So as I said, Naked City grasp the same jazz-infused method and apply it to grindcore, most successfully on their 1989 album Torture Garden (re-released in 1997), over the course of its 42 tracks and 25 minutes (yeah, welcome to grindcore – and only yesterday I was listening to Boris, only Boris can have a nine-minute track titled ‘intro’) the band indulge in extremities of genre, throwing in thrash metal riffs, jazz solos, some proto-Little Women-esque horn sections and screaming vocals from the circus clown cousin of Silencer’s Nattramn. But that doesn’t sound fucked up enough! Why not have some easy-listening, country, muzak, organs and mash the whole lot together so violently it seems like the logical sound created by a jazz orchestra and a grindcore band’s vans being involved in a prolonged and horrifying car accident, with the audience trapped inside the warped metal as fire-crews desperately try to cut you out. There are certainly more moments of familiarity than Little Women’s jazz voyage to Planet X and so the primary tone shifts from discomfort verging on panic to something approaching humour. There is a kind of surreal pleasure to be had as a 40 second song encompasses wildly sputtering vocal lines and then lurches almost unbelievably into lift music, and then in the next track drift smoothly into five seconds of guitar melody that wouldn’t be out of place in Boys of Summer.
But the eternal question surrounding all serious music critique ought to be this: to what does it all add up? What is the cumulative effect of all of the thousands of tiny (often unconscious) decisions made by the artist?
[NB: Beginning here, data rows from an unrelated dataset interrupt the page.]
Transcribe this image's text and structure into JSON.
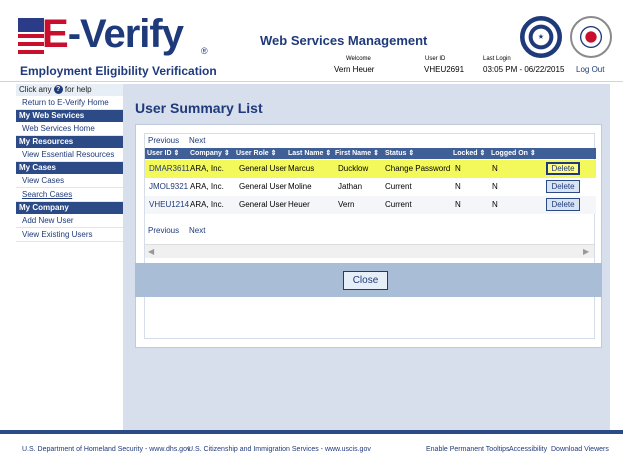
{
  "header": {
    "logo_text_e": "E",
    "logo_text_rest": "-Verify",
    "tagline": "Employment Eligibility Verification",
    "app_title": "Web Services Management",
    "welcome_label": "Welcome",
    "welcome_value": "Vern Heuer",
    "userid_label": "User ID",
    "userid_value": "VHEU2691",
    "lastlogin_label": "Last Login",
    "lastlogin_value": "03:05 PM - 06/22/2015",
    "logout_label": "Log Out"
  },
  "sidebar": {
    "help_prefix": "Click any",
    "help_suffix": "for help",
    "return_link": "Return to E-Verify Home",
    "sections": [
      {
        "title": "My Web Services",
        "links": [
          "Web Services Home"
        ]
      },
      {
        "title": "My Resources",
        "links": [
          "View Essential Resources"
        ]
      },
      {
        "title": "My Cases",
        "links": [
          "View Cases",
          "Search Cases"
        ]
      },
      {
        "title": "My Company",
        "links": [
          "Add New User",
          "View Existing Users"
        ]
      }
    ]
  },
  "main": {
    "page_title": "User Summary List",
    "pager": {
      "previous": "Previous",
      "next": "Next"
    },
    "columns": [
      "User ID",
      "Company",
      "User Role",
      "Last Name",
      "First Name",
      "Status",
      "Locked",
      "Logged On"
    ],
    "rows": [
      {
        "user_id": "DMAR3611",
        "company": "ARA, Inc.",
        "role": "General User",
        "last_name": "Marcus",
        "first_name": "Ducklow",
        "status": "Change Password",
        "locked": "N",
        "logged_on": "N",
        "action": "Delete"
      },
      {
        "user_id": "JMOL9321",
        "company": "ARA, Inc.",
        "role": "General User",
        "last_name": "Moline",
        "first_name": "Jathan",
        "status": "Current",
        "locked": "N",
        "logged_on": "N",
        "action": "Delete"
      },
      {
        "user_id": "VHEU1214",
        "company": "ARA, Inc.",
        "role": "General User",
        "last_name": "Heuer",
        "first_name": "Vern",
        "status": "Current",
        "locked": "N",
        "logged_on": "N",
        "action": "Delete"
      }
    ],
    "close_label": "Close"
  },
  "footer": {
    "dhs": "U.S. Department of Homeland Security - www.dhs.gov",
    "uscis": "U.S. Citizenship and Immigration Services - www.uscis.gov",
    "tooltips": "Enable Permanent Tooltips",
    "accessibility": "Accessibility",
    "viewers": "Download Viewers"
  },
  "colors": {
    "brand_blue": "#1f3a7a",
    "brand_red": "#c8102e",
    "highlight": "#f3f95a"
  }
}
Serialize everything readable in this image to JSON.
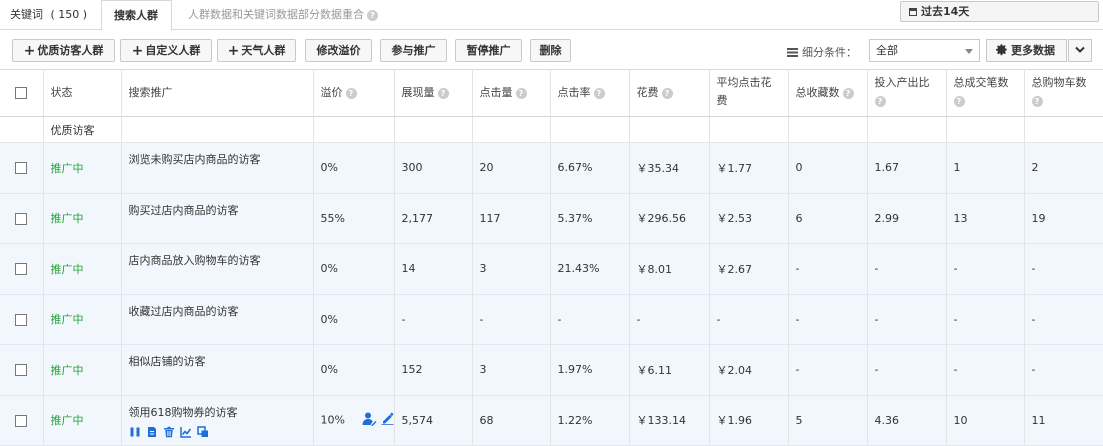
{
  "tabs": [
    {
      "label": "关键词",
      "count": "( 150 )"
    },
    {
      "label": "搜索人群"
    },
    {
      "label": "人群数据和关键词数据部分数据重合"
    }
  ],
  "date_button": {
    "label": "过去14天"
  },
  "toolbar": {
    "add_quality": "优质访客人群",
    "add_custom": "自定义人群",
    "add_weather": "天气人群",
    "edit_premium": "修改溢价",
    "join": "参与推广",
    "pause": "暂停推广",
    "delete": "删除",
    "segment_label": "细分条件：",
    "segment_value": "全部",
    "more_data": "更多数据"
  },
  "table": {
    "headers": {
      "status": "状态",
      "promo": "搜索推广",
      "premium": "溢价",
      "impressions": "展现量",
      "clicks": "点击量",
      "ctr": "点击率",
      "cost": "花费",
      "avg_cpc": "平均点击花费",
      "favorites": "总收藏数",
      "roi": "投入产出比",
      "orders": "总成交笔数",
      "carts": "总购物车数"
    },
    "group_label": "优质访客",
    "rows": [
      {
        "status": "推广中",
        "name": "浏览未购买店内商品的访客",
        "premium": "0%",
        "impressions": "300",
        "clicks": "20",
        "ctr": "6.67%",
        "cost": "￥35.34",
        "cpc": "￥1.77",
        "fav": "0",
        "roi": "1.67",
        "orders": "1",
        "carts": "2"
      },
      {
        "status": "推广中",
        "name": "购买过店内商品的访客",
        "premium": "55%",
        "impressions": "2,177",
        "clicks": "117",
        "ctr": "5.37%",
        "cost": "￥296.56",
        "cpc": "￥2.53",
        "fav": "6",
        "roi": "2.99",
        "orders": "13",
        "carts": "19"
      },
      {
        "status": "推广中",
        "name": "店内商品放入购物车的访客",
        "premium": "0%",
        "impressions": "14",
        "clicks": "3",
        "ctr": "21.43%",
        "cost": "￥8.01",
        "cpc": "￥2.67",
        "fav": "-",
        "roi": "-",
        "orders": "-",
        "carts": "-"
      },
      {
        "status": "推广中",
        "name": "收藏过店内商品的访客",
        "premium": "0%",
        "impressions": "-",
        "clicks": "-",
        "ctr": "-",
        "cost": "-",
        "cpc": "-",
        "fav": "-",
        "roi": "-",
        "orders": "-",
        "carts": "-"
      },
      {
        "status": "推广中",
        "name": "相似店铺的访客",
        "premium": "0%",
        "impressions": "152",
        "clicks": "3",
        "ctr": "1.97%",
        "cost": "￥6.11",
        "cpc": "￥2.04",
        "fav": "-",
        "roi": "-",
        "orders": "-",
        "carts": "-"
      },
      {
        "status": "推广中",
        "name": "领用618购物券的访客",
        "premium": "10%",
        "impressions": "5,574",
        "clicks": "68",
        "ctr": "1.22%",
        "cost": "￥133.14",
        "cpc": "￥1.96",
        "fav": "5",
        "roi": "4.36",
        "orders": "10",
        "carts": "11"
      }
    ]
  },
  "colors": {
    "status_active": "#28a33a",
    "icon_blue": "#1e6fd9",
    "row_bg": "#f2f7fd"
  },
  "icons": {
    "row_actions": [
      "pause-icon",
      "report-icon",
      "trash-icon",
      "trend-icon",
      "copy-icon"
    ],
    "premium_tools": [
      "user-edit-icon",
      "pencil-icon"
    ]
  }
}
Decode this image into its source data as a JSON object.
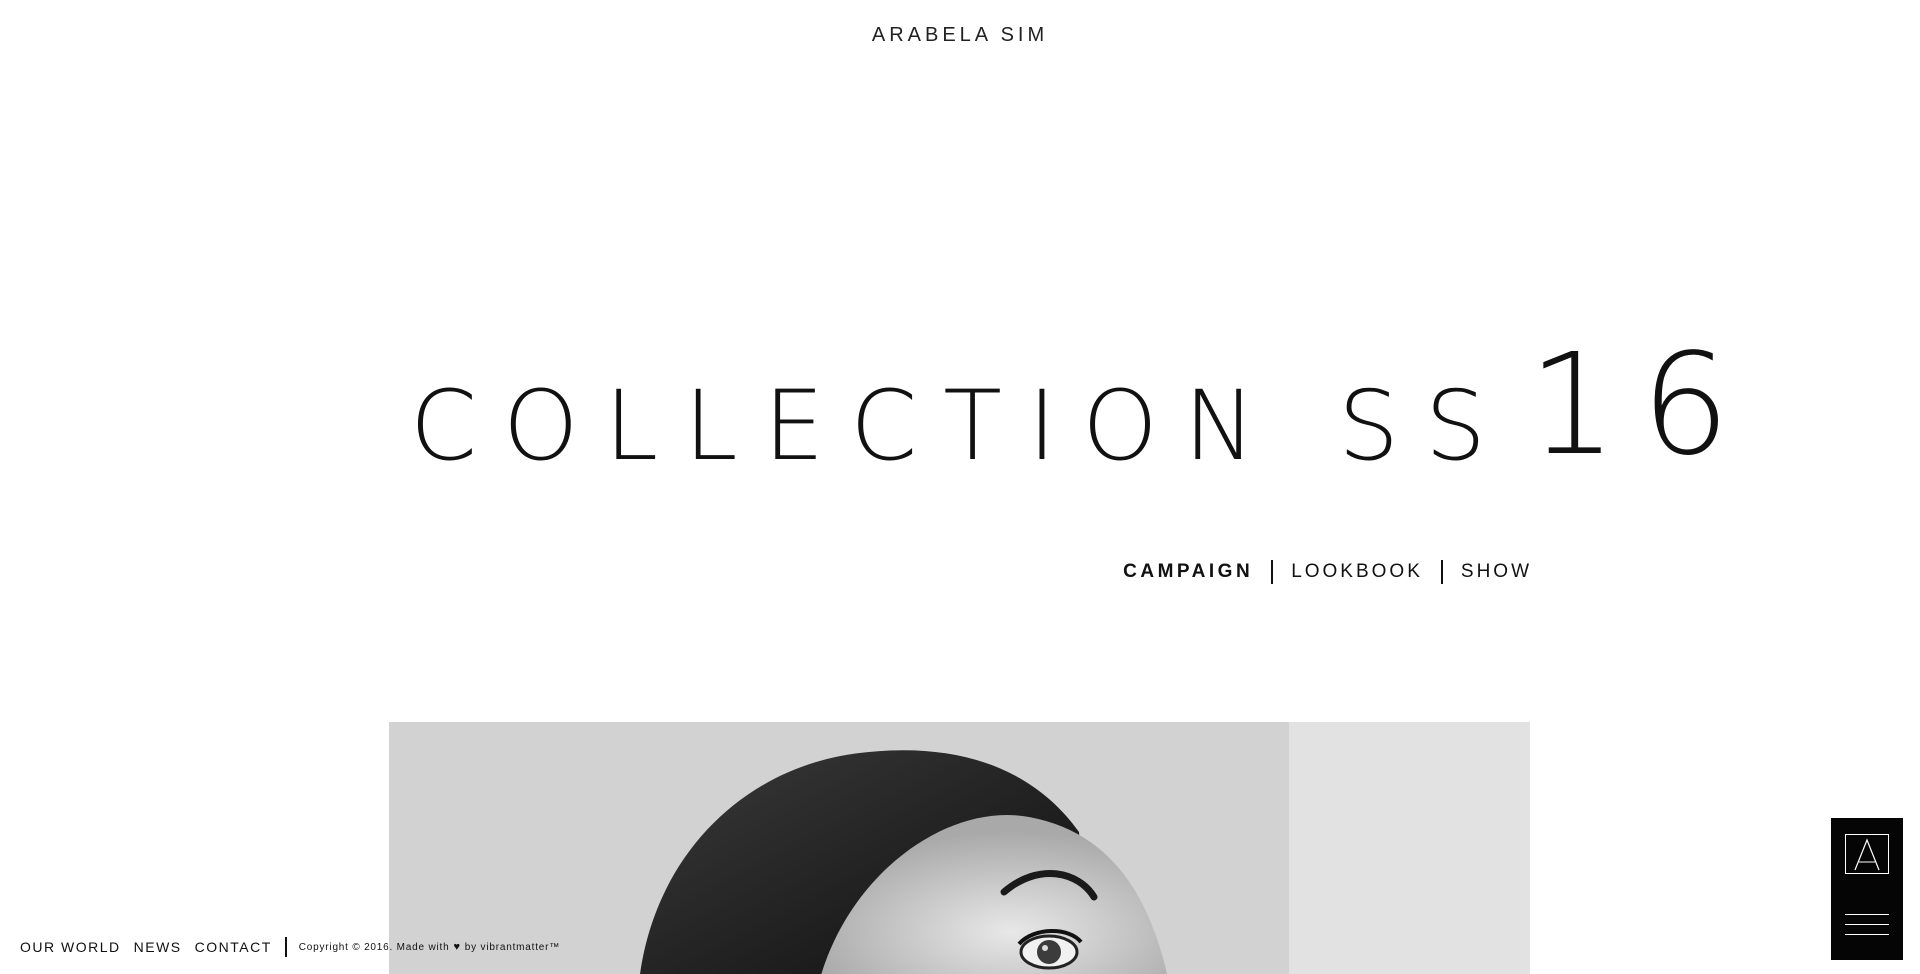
{
  "brand": {
    "name": "ARABELA SIM"
  },
  "headline": {
    "words": "COLLECTION SS",
    "year": "16"
  },
  "subnav": {
    "items": [
      {
        "label": "CAMPAIGN",
        "active": true
      },
      {
        "label": "LOOKBOOK",
        "active": false
      },
      {
        "label": "SHOW",
        "active": false
      }
    ]
  },
  "footer": {
    "links": [
      {
        "label": "OUR WORLD"
      },
      {
        "label": "NEWS"
      },
      {
        "label": "CONTACT"
      }
    ],
    "copyright_prefix": "Copyright © 2016. Made with",
    "copyright_suffix": "by vibrantmatter™"
  },
  "menu": {
    "logo_icon": "arabela-logo-icon",
    "menu_icon": "hamburger-menu-icon"
  },
  "colors": {
    "background": "#ffffff",
    "text": "#111111",
    "menu_box": "#050505"
  }
}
Honestly, with Naked City, the mind-blitzing first listen and the downright hysterical second listen aligns the music most clearly with old Warner Bros. Cartoons; y’know, Wiley Coyote and the like with sharp shifts in tone and huge theatrical leaps and vaults over missing composition or bridges. It challenges the ‘Avant-garde’ label not because of any escape from the genre specifications but because it’s pretty listenable, unlike most ‘avant-garde’ music, which spends its whole time like James Joyce Ulysses, being forever admired or praised but never enjoyed.
This is an album that is definitely a novelty, and no doubt the vast majority of people would use the adjective ‘unlistenable’ except in their stupid annoying accent; but then again those are the same people that ensured the most successful film of all time was Avatar and the Christmas number one was dreary charity nonsense (no, I’m not saying charity isn’t a good cause, I give regularly to charity but I don’t want a terrible toothless record in return). It is becoming clearer by the day that most people have no taste, but then I suppose that is the definition of taste. And that probably sounds like a pathetic elitist argument decrying the popular and reaching for something purely because it is esoteric and idiosyncratic; and that’s probably because it is.
Written under duress by Steven.
Have a wee gander at Kvelertak if you want some more.